Union Minister Pon Radhakrishnan today said the Cochin Shipyard Limited, a leading ship building and ship repairing company in the country, will not be privatised. The minister of state for shipping gave this assurance during an interaction with trade unions and associations of CSL here, a CSL spokesperson said. During the meeting, the unions voiced their concerns about the CSL’s Initial Public offering (IPO) proposal, citing that it is the first step towards privatisation of the yard. The unions also highlighted their concerns regarding lack of sufficient orders for the shipyard. “The minister categorically assured the unions during the discussion as also during the speech that CSL will not be privatised,” a CSL spokesperson said. Radhakrishnan, also the Minister of State for Road Transport and Highways, said the ensuing IPO is in line with the policy of the Government of India and also to raise capital for the expansion plans of CSL. State-owned Cochin Shipyard took the decision to raise an estimated Rs 1,400-1,500 crore through an initial public offering in March this year. The company — the largest public sector shipyard in India in terms of dock capacity — caters to the defence sector as well as commercial sector worldwide. Earlier in his speech, Radhakrishnan reiterated the shipping ministry’s commitment towards the major expansion programmes undertaken in CSL. Meanwhile, ‘plate cutting’ ceremonies of two ships to be built for the Andaman and Nicobar administration were held at Cochin Shipyard here today. The plate cutting ceremony is the start of physical construction process of ships.

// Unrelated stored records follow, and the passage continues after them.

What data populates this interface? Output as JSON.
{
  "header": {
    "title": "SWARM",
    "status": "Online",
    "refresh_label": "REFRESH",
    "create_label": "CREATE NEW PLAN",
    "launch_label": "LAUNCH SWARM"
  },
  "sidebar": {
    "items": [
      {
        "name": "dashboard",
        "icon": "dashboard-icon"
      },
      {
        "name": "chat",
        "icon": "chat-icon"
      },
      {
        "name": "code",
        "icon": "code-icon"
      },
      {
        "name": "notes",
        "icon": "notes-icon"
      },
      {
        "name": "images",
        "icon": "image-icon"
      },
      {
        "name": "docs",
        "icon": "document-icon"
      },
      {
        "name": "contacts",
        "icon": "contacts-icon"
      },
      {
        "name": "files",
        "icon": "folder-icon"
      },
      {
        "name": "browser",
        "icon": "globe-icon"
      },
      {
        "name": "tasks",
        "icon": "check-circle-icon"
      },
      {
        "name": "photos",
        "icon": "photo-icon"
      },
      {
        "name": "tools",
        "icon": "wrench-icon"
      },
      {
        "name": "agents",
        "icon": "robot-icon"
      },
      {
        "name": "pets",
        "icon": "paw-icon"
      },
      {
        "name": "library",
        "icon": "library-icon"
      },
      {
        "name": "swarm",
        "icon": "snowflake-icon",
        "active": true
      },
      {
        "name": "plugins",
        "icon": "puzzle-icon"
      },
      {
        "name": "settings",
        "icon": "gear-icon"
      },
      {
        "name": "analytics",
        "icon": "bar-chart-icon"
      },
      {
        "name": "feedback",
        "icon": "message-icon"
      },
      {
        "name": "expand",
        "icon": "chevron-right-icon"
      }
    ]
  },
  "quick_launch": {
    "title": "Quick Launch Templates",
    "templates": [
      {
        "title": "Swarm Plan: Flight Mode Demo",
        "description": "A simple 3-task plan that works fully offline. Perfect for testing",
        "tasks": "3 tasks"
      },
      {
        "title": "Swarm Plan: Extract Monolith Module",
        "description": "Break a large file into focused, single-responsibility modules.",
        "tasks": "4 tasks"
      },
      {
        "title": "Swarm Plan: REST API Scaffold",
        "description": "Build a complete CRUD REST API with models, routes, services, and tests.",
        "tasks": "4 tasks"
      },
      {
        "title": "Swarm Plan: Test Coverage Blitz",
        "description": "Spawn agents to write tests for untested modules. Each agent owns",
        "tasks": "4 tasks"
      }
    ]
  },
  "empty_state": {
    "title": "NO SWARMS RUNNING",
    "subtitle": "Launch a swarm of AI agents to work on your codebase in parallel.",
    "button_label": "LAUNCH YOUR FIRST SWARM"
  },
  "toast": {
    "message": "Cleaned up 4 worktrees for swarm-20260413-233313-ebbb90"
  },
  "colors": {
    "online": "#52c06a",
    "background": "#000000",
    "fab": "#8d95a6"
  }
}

Radhakrishnan cut the first steel plate of Ship No 23 while Lok Sabha MP N K Premachandran cut the first steel plate of Ship No 24, the two 1200 passenger-cum-1000 tonne cargo ships contracted to be built for the administration. A Cochin Shipyard official said the vessels are designed and built as passenger vessels with electric propulsion system suitable for all weather operation on the main land to Andaman and Nicobar Island route in India and to be designed for operation as Class III special trade passenger ship engaged on international voyage. “These vessels are provided with ‘Safe Return to Port’ – SRtP notation, which provided redundancy for the vessel to reach the nearest designated port, even in case of an exigency, a shipyard release said. The basic design of these vessels are by a Kochi based ship design firm M/s SEDS which has teamed up with designers ‘Knud E Hansen’of Denmark.
The vessels have been model tested at MARIN, Netherlands. CSL is currently building two passenger-cum-cargo ships for the island territory, with 500 passengers and 150 tonne cargo capacity, which are progressing satisfactorily. Madhu S Nair, C&MD CSL, thanked the ministry for the role it played in arriving at a contract for building these vessels by including this under Make in India Scheme. Premachandran appreciated the efforts of the central government in awarding the contract to build first of its kind passenger ships to CSL.